- [WHAT THE TASK REQUIRES]
The answer should be each line from the entries below that has the word "email" in it.

════════════════

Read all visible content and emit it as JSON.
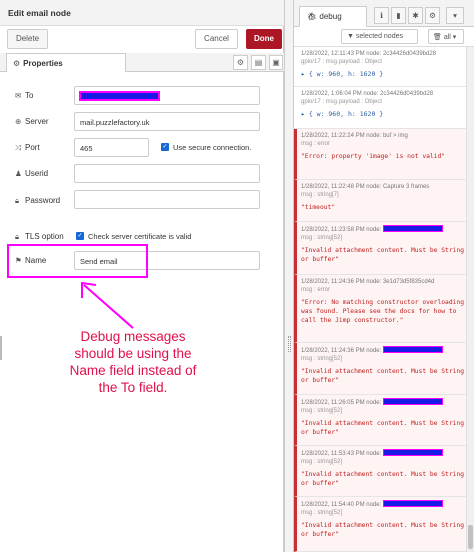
{
  "editor": {
    "title": "Edit email node",
    "delete_label": "Delete",
    "cancel_label": "Cancel",
    "done_label": "Done",
    "tab_label": "Properties",
    "fields": {
      "to_label": "To",
      "server_label": "Server",
      "server_value": "mail.puzzlefactory.uk",
      "port_label": "Port",
      "port_value": "465",
      "secure_label": "Use secure connection.",
      "userid_label": "Userid",
      "password_label": "Password",
      "tls_label": "TLS option",
      "tls_check_label": "Check server certificate is valid",
      "name_label": "Name",
      "name_value": "Send email"
    }
  },
  "annotation": {
    "line1": "Debug messages",
    "line2": "should be using the",
    "line3": "Name field instead of",
    "line4": "the To field."
  },
  "debug": {
    "tab_label": "debug",
    "filter_label": "selected nodes",
    "clear_label": "all",
    "messages": [
      {
        "meta": "1/28/2022, 12:11:43 PM   node: 2c34426d0439bd28",
        "meta2": "gpio/17 : msg.payload : Object",
        "body": "{ w: 960, h: 1620 }",
        "error": false
      },
      {
        "meta": "1/28/2022, 1:06:04 PM   node: 2c34426d0439bd28",
        "meta2": "gpio/17 : msg.payload : Object",
        "body": "{ w: 960, h: 1620 }",
        "error": false
      },
      {
        "meta": "1/28/2022, 11:22:24 PM   node: buf > img",
        "meta2": "msg : error",
        "body": "\"Error: property 'image' is not valid\"",
        "error": true
      },
      {
        "meta": "1/28/2022, 11:22:48 PM   node: Capture 3 frames",
        "meta2": "msg : string[7]",
        "body": "\"timeout\"",
        "error": true
      },
      {
        "meta": "1/28/2022, 11:23:58 PM   node:",
        "meta2": "msg : string[52]",
        "body": "\"Invalid attachment content. Must be String or buffer\"",
        "error": true
      },
      {
        "meta": "1/28/2022, 11:24:36 PM   node: 3e1d73d5f835cd4d",
        "meta2": "msg : error",
        "body": "\"Error: No matching constructor overloading was found. Please see the docs for how to call the Jimp constructor.\"",
        "error": true
      },
      {
        "meta": "1/28/2022, 11:24:36 PM   node:",
        "meta2": "msg : string[52]",
        "body": "\"Invalid attachment content. Must be String or buffer\"",
        "error": true
      },
      {
        "meta": "1/28/2022, 11:26:05 PM   node:",
        "meta2": "msg : string[52]",
        "body": "\"Invalid attachment content. Must be String or buffer\"",
        "error": true
      },
      {
        "meta": "1/28/2022, 11:53:43 PM   node:",
        "meta2": "msg : string[52]",
        "body": "\"Invalid attachment content. Must be String or buffer\"",
        "error": true
      },
      {
        "meta": "1/28/2022, 11:54:40 PM   node:",
        "meta2": "msg : string[52]",
        "body": "\"Invalid attachment content. Must be String or buffer\"",
        "error": true
      }
    ]
  },
  "colors": {
    "done_button": "#ad1625",
    "highlight": "#ff00ff",
    "redaction": "#1a1ae6",
    "annotation": "#e0104a",
    "error_bar": "#c82f35",
    "error_text": "#c02020"
  }
}
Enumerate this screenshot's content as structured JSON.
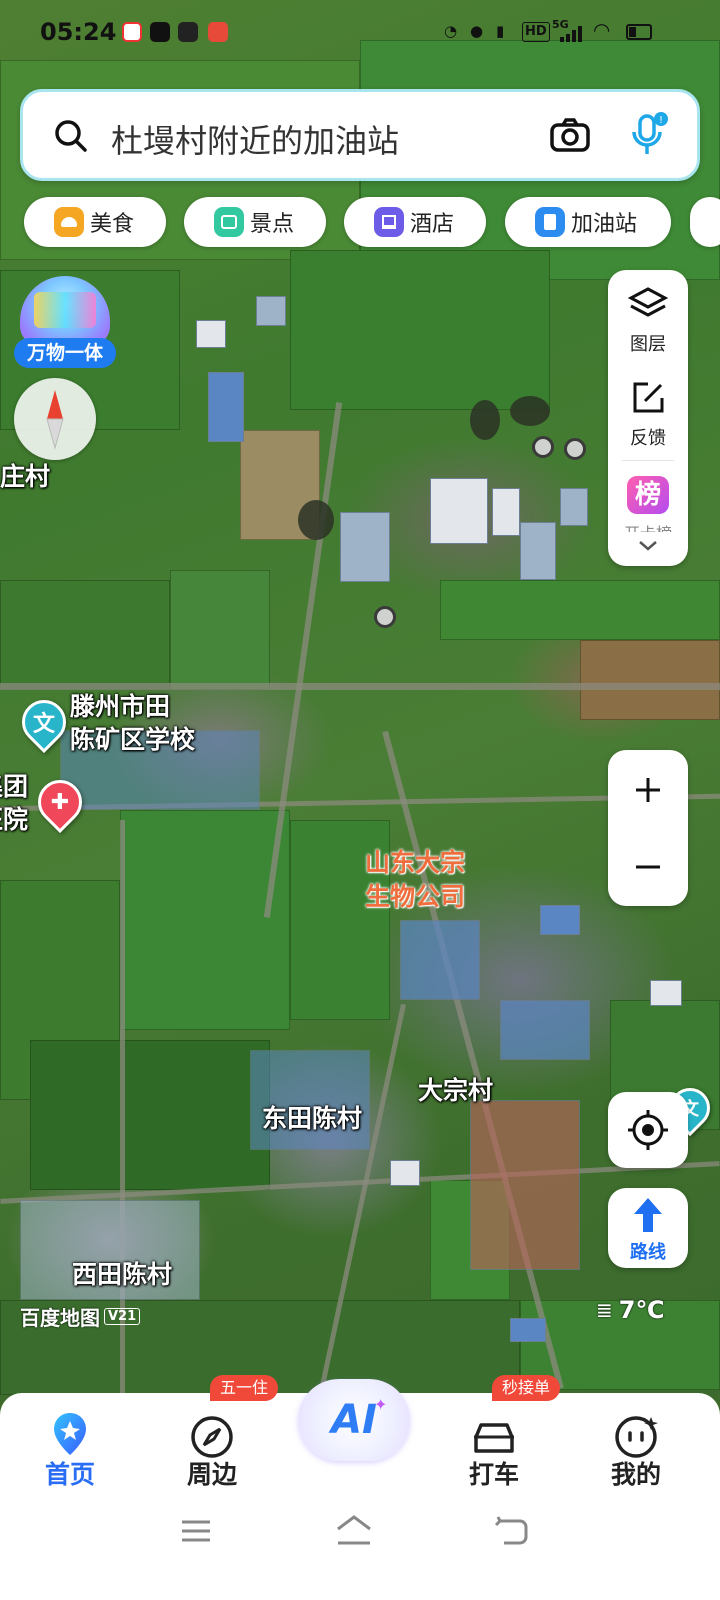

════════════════

- [EXERCISE OUTPUT]
    "title": "Edit email node",
      "name_value": "Send email"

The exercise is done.